It is about 1.8km to the trig, but we decided to leave by 7am to ensure we could still pitch the fly of a small tent to serve as a shelter, and rig up the camp stove to make coffee, tea and cup-a-soup throughout the morning. With the wind being so strong I had to built a small little shelter with rocks and stone around the stove to prevent the billy from flying off of the mountain. In fact, to get the coffee powder in the cups proved challenging, not to mention getting the water into the cups. Once, while trying to take a sip, the wind blew the coffee right out of the cup and into my face. With a nice mixture of coffee, citronella oil, sunblock and wind blown tears on my cheeks, I was ready to cheer on the runners (and take a few photos while we’re at it). Quite a sight for (or in this case with) sore eyes (as the constant wind in my eyes turned into one of the worst hay fever, sinusitis-attacks I’ve had in quite a long while).
Apart from the wind, the sun was out, it was fairly warm and we had magnificent views across the mountain in all directions. We could spot the runners coming from miles away. The race can be done in either direction and Mt Holdsworth (where we were positioned) is at about 10.4km when going clockwise, as apposed to about 14km going anti-clockwise. The shorter distance meant we had most of the quick runners coming from the Powell Hut side first. Forty-six in total going clockwise, while the other about 150 went anti-clockwise. A constant trickle of runners kept things sociable at the top and even a few trampers were out and about. With the sun out in full force and it being quite hot, a few runners were out of water by the time they reached us. Some were taking off their hydration packs already as they were approaching us, thinking there might be a drink station. We could unfortunately only help a couple of participants with a bit of water.
By 12:00 the tail-end Charlie came past informing us of two ladies that did not make the cut-off at Jumbo and were officially not in the race anymore, but decided to continue regardless. We could see them approaching on the ridge and decided to hang around as we had to pack up anyway. They reached us by 12:35, and we were on our way shortly before 1pm.

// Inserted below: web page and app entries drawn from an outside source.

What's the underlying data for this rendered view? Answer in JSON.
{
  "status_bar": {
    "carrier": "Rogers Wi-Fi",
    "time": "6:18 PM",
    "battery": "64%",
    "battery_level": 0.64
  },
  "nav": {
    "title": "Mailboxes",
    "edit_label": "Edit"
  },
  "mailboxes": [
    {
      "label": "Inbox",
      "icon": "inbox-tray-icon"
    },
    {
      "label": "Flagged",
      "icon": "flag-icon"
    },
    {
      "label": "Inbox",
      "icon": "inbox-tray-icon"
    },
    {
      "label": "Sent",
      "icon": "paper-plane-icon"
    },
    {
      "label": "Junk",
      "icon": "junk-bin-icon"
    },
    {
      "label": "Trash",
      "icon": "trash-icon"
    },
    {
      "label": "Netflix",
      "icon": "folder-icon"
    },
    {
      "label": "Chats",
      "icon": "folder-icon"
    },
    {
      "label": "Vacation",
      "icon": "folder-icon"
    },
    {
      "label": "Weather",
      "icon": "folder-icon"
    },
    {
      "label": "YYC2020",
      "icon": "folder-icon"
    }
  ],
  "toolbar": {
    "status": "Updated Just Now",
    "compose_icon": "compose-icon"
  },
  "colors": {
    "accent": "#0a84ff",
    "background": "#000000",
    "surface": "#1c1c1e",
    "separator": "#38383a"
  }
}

Back at the hut we collected our sleeping bags and some other things we left behind before starting our descent on the very steep section near the hut. Luckily the stairs make it more passable and less of a scramble, but it is still a good quad-buster. Gentle Annie Track, even though rather gradual, is still (to me) just on the wrong side of “comfortable”, easy walking, especially on busted quads. We reached the carpark by 4:30pm on one of the warmest days this summer. We stripped off our soaking wet clothes for dry clean ones, and back in Masterton bought a bunch of cold eats and drinks (ice cream, coffee milk, juice and cherries).
Even though we are not near running anything at the moment, I would love to come back to this race. It is mountain running at its best; steep ascends and descends, narrow ridges, rocky sections, tree roots, some scrambling and generally speaking a tough 24km. One easily gets tricked by the fact that it looks like a short achievable distance, kilometres wise, but the terrain turns this into much more than just a trail or off-road run. Mountain running is, and will always be, another kettle of fish entirely.
Stoked to get a photo credit in the local newspaper! Thanks Andrew.